Your answer should repeat every line of the records below in which the word "Last" appears.

[Available data Boundary: Start]

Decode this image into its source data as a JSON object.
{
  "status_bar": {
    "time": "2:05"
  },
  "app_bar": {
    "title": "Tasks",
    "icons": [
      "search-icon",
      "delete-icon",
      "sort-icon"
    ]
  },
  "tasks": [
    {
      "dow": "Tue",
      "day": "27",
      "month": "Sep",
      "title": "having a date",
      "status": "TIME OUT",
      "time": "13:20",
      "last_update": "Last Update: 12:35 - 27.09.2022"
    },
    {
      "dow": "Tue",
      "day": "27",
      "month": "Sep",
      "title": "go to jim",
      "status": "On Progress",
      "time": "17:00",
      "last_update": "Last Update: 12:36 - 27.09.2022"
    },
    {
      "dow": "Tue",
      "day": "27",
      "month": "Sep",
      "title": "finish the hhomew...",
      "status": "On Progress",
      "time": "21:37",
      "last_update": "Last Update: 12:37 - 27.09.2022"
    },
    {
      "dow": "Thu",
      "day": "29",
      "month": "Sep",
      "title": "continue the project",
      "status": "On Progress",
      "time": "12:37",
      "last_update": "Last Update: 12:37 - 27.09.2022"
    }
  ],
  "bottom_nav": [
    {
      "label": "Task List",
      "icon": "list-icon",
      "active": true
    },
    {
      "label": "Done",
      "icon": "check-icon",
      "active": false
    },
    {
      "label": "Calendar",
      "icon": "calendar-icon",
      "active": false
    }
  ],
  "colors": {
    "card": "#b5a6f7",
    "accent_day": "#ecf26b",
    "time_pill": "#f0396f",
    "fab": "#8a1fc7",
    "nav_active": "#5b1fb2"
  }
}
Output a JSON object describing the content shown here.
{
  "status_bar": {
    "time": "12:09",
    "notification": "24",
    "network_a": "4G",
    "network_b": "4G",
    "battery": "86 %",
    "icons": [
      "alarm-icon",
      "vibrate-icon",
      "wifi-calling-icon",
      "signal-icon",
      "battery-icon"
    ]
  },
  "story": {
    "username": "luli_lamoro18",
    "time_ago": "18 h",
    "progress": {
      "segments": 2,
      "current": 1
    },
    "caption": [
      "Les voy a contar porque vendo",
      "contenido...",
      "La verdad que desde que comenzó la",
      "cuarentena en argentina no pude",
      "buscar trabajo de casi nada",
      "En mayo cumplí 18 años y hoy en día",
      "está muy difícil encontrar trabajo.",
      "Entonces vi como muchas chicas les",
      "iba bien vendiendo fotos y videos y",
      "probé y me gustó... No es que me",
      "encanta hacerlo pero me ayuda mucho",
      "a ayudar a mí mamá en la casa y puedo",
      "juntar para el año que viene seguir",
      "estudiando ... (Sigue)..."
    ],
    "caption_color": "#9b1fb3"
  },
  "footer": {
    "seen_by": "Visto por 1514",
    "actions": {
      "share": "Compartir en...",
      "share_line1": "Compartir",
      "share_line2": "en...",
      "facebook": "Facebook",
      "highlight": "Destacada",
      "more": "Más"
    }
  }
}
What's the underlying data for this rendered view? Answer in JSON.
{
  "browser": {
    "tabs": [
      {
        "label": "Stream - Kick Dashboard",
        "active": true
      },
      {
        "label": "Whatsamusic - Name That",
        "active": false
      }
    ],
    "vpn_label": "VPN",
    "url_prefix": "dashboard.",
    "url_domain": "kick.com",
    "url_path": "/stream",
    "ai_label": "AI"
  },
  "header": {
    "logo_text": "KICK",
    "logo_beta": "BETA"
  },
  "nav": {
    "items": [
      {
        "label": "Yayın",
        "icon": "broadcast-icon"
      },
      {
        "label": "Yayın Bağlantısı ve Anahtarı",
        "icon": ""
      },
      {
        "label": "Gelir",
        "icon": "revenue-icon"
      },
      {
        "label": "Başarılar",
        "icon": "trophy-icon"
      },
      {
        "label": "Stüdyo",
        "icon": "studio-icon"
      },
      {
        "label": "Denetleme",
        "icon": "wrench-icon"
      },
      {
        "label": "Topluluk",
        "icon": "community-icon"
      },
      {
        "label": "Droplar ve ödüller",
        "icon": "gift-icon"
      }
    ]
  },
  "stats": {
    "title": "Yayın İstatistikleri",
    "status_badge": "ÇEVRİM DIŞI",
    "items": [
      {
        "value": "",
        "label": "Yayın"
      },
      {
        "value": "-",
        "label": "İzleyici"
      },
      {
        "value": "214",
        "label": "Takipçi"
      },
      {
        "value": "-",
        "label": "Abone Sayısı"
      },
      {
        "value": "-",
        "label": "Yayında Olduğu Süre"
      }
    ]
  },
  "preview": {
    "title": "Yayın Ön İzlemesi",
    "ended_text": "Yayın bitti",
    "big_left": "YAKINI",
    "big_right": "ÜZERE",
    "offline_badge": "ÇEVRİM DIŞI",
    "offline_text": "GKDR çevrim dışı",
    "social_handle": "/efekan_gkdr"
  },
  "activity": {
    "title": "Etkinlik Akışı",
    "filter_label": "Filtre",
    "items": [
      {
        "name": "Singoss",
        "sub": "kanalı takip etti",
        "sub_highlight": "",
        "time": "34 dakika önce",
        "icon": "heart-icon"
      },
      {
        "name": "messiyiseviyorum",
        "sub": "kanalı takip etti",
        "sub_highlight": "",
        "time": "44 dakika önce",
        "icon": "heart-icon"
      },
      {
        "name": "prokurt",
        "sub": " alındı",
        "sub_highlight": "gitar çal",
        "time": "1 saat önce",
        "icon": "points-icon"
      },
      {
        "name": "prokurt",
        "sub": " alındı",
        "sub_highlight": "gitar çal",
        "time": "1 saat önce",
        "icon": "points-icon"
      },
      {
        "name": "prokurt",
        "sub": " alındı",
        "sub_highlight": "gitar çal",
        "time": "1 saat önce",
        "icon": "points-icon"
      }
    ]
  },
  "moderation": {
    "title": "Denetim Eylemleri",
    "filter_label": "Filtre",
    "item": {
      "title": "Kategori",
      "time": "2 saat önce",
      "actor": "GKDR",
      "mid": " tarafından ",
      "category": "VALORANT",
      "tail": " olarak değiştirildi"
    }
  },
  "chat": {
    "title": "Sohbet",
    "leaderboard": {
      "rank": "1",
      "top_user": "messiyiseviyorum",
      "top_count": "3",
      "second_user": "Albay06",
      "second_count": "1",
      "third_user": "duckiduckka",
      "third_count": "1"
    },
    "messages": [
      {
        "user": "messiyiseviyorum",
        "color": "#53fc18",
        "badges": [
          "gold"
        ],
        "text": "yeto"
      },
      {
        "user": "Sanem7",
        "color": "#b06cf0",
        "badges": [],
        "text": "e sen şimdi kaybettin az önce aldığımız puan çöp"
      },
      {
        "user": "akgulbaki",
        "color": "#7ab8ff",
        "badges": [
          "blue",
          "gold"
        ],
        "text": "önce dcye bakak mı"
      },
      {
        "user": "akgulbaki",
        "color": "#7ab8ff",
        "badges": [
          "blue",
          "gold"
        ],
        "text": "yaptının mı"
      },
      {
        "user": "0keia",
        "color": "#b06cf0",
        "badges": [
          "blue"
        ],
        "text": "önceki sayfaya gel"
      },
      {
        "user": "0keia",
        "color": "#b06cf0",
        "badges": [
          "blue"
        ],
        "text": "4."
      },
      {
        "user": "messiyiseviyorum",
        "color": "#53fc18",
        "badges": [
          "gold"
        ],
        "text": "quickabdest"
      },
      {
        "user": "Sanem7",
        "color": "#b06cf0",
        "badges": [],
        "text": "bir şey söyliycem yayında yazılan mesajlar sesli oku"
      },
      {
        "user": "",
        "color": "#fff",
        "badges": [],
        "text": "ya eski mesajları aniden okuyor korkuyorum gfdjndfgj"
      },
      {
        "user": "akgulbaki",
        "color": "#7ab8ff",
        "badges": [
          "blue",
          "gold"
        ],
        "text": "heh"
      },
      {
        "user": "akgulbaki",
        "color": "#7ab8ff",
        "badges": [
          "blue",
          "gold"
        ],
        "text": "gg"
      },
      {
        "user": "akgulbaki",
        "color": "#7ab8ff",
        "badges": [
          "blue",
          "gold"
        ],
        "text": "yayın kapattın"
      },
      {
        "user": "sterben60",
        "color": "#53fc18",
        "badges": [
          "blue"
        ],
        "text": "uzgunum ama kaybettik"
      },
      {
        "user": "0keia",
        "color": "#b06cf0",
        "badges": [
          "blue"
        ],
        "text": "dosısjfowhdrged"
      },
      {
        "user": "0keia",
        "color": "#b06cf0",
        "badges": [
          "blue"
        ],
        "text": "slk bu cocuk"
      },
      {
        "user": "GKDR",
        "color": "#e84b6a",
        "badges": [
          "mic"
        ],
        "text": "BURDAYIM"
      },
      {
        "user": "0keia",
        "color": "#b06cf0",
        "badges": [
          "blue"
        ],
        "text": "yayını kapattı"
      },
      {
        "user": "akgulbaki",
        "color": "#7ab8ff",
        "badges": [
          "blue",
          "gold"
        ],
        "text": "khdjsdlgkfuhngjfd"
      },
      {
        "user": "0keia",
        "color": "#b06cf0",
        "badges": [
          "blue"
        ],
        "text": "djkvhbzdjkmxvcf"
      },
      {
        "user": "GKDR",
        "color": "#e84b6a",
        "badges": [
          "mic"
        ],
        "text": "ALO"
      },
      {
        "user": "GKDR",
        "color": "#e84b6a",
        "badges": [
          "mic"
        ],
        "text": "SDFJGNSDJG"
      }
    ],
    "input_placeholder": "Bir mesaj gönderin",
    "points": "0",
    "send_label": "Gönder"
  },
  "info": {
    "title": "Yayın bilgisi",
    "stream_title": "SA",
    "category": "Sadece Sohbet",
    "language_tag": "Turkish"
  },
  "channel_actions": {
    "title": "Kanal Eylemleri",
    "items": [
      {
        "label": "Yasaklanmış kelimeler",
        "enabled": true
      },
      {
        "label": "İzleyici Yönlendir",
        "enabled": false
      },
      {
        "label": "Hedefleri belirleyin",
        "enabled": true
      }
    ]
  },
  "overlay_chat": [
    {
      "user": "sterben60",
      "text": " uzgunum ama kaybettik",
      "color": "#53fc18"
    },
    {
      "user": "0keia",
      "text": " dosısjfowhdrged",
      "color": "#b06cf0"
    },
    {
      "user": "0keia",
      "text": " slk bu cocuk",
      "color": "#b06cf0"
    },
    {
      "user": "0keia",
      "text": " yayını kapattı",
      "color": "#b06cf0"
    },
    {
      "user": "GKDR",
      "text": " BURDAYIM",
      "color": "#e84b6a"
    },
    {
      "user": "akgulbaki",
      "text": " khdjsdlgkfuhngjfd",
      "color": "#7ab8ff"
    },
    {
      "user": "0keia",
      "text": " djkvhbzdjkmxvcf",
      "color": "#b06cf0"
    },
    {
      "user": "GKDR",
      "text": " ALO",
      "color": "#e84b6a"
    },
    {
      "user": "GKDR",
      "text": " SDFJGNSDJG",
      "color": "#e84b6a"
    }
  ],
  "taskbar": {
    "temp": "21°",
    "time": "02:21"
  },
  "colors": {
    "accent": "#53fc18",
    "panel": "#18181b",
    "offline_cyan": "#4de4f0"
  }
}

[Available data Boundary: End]

▶ [Result]
      "last_update": "Last Update: 12:35 - 27.09.2022"
      "last_update": "Last Update: 12:36 - 27.09.2022"
      "last_update": "Last Update: 12:37 - 27.09.2022"
      "last_update": "Last Update: 12:37 - 27.09.2022"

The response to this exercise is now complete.